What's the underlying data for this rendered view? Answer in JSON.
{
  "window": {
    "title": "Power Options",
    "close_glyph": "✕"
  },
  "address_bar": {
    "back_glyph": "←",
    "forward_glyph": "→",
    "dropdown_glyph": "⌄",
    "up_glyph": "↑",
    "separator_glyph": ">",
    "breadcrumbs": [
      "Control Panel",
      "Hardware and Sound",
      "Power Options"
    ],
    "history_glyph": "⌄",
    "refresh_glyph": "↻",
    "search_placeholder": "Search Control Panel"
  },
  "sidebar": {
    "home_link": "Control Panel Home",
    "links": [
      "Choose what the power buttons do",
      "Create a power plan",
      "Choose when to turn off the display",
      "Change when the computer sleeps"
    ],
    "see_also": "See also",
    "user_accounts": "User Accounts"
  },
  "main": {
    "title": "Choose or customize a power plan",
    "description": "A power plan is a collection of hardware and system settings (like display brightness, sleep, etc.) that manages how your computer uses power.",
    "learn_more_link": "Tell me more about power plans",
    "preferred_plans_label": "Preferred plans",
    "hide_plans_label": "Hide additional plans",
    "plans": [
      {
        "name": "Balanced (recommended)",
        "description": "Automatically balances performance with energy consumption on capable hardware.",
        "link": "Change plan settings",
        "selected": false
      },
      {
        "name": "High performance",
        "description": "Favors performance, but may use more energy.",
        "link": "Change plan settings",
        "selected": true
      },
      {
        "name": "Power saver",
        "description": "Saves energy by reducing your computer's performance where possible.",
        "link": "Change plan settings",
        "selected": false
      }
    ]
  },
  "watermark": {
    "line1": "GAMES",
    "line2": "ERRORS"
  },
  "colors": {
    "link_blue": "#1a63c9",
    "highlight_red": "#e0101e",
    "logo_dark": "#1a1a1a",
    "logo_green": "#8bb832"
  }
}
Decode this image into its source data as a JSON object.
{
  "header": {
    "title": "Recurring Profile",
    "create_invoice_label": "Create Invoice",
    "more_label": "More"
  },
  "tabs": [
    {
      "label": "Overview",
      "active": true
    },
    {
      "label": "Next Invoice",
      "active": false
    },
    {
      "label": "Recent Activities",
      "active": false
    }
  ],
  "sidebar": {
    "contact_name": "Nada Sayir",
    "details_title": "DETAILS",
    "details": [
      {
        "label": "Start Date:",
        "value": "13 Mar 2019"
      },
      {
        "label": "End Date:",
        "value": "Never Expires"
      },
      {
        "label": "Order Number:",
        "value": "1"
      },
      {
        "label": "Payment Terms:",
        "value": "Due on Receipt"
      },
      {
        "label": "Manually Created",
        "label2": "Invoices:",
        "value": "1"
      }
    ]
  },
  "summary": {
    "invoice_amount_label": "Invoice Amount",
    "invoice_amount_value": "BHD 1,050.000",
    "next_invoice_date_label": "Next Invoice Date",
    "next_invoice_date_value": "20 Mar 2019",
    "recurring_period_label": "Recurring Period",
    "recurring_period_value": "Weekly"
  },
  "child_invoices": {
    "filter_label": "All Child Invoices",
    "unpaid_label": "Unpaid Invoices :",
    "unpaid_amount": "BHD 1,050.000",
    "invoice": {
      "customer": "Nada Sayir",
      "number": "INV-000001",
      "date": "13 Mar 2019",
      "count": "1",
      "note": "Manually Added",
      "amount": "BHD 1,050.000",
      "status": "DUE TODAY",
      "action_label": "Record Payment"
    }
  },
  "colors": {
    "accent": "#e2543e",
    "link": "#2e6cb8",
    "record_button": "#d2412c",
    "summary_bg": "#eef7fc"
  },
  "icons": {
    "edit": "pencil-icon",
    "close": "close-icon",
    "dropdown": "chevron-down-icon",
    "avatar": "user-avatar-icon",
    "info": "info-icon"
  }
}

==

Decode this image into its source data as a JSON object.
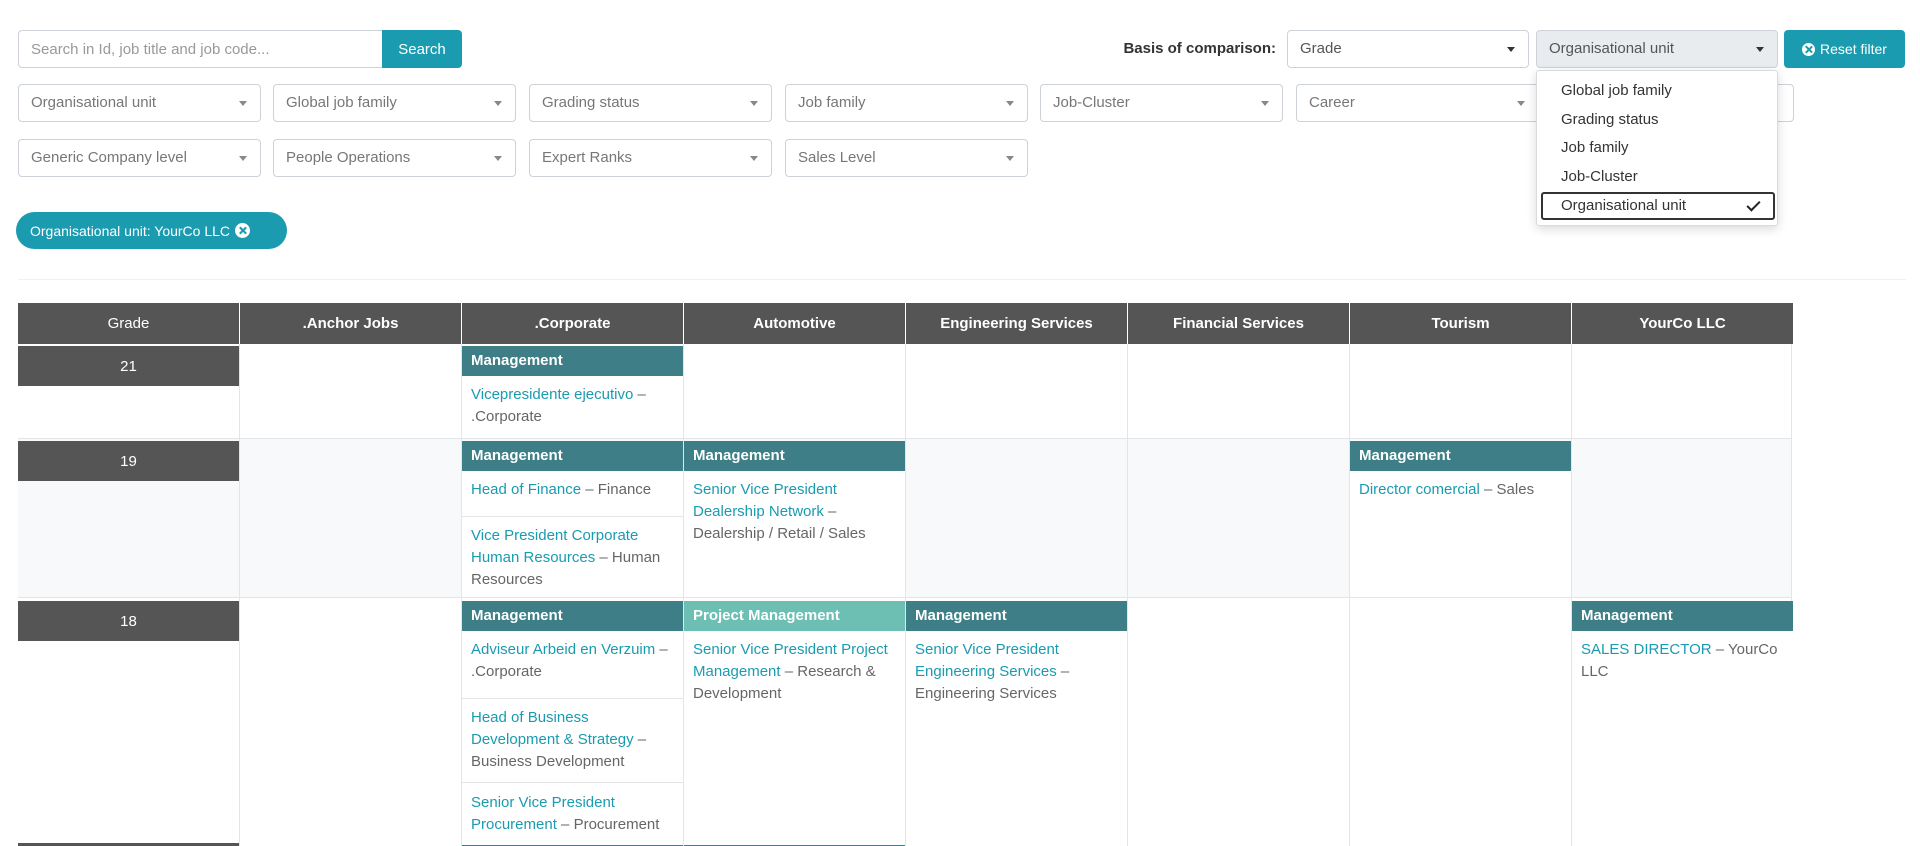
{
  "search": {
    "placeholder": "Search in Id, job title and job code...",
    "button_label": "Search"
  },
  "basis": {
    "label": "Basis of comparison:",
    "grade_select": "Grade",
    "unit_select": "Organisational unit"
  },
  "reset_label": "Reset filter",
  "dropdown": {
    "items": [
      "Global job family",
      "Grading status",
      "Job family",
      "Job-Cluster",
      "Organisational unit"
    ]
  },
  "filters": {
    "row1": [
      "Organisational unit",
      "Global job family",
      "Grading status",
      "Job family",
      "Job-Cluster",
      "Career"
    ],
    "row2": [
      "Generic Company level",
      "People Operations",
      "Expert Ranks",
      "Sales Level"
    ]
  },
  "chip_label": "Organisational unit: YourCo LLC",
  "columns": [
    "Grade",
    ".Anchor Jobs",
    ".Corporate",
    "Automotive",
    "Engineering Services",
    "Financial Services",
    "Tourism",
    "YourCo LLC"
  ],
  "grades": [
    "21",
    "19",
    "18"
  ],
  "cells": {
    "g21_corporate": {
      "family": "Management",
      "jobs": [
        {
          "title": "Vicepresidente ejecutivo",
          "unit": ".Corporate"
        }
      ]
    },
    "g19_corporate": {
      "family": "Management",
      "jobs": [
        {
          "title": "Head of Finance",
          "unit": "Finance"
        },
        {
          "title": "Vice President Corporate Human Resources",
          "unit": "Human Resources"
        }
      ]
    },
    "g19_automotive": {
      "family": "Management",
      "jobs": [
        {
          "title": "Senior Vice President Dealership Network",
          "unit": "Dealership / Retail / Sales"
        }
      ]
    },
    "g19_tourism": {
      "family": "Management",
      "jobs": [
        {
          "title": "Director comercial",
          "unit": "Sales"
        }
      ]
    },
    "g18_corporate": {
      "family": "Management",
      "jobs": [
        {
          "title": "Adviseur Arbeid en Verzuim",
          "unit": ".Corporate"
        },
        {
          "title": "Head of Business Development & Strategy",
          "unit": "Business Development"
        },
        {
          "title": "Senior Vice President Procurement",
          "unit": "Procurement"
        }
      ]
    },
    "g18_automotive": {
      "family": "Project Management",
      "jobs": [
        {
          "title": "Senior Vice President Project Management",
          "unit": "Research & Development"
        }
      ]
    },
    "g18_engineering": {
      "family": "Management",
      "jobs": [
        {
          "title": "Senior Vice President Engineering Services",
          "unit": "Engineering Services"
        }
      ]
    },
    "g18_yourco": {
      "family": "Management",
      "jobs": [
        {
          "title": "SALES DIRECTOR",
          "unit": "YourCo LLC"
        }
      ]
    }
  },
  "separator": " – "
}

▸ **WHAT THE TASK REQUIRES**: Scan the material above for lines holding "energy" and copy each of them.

▸ **ANSWER BOX**:
        "description": "Automatically balances performance with energy consumption on capable hardware.",
        "description": "Favors performance, but may use more energy.",
        "description": "Saves energy by reducing your computer's performance where possible.",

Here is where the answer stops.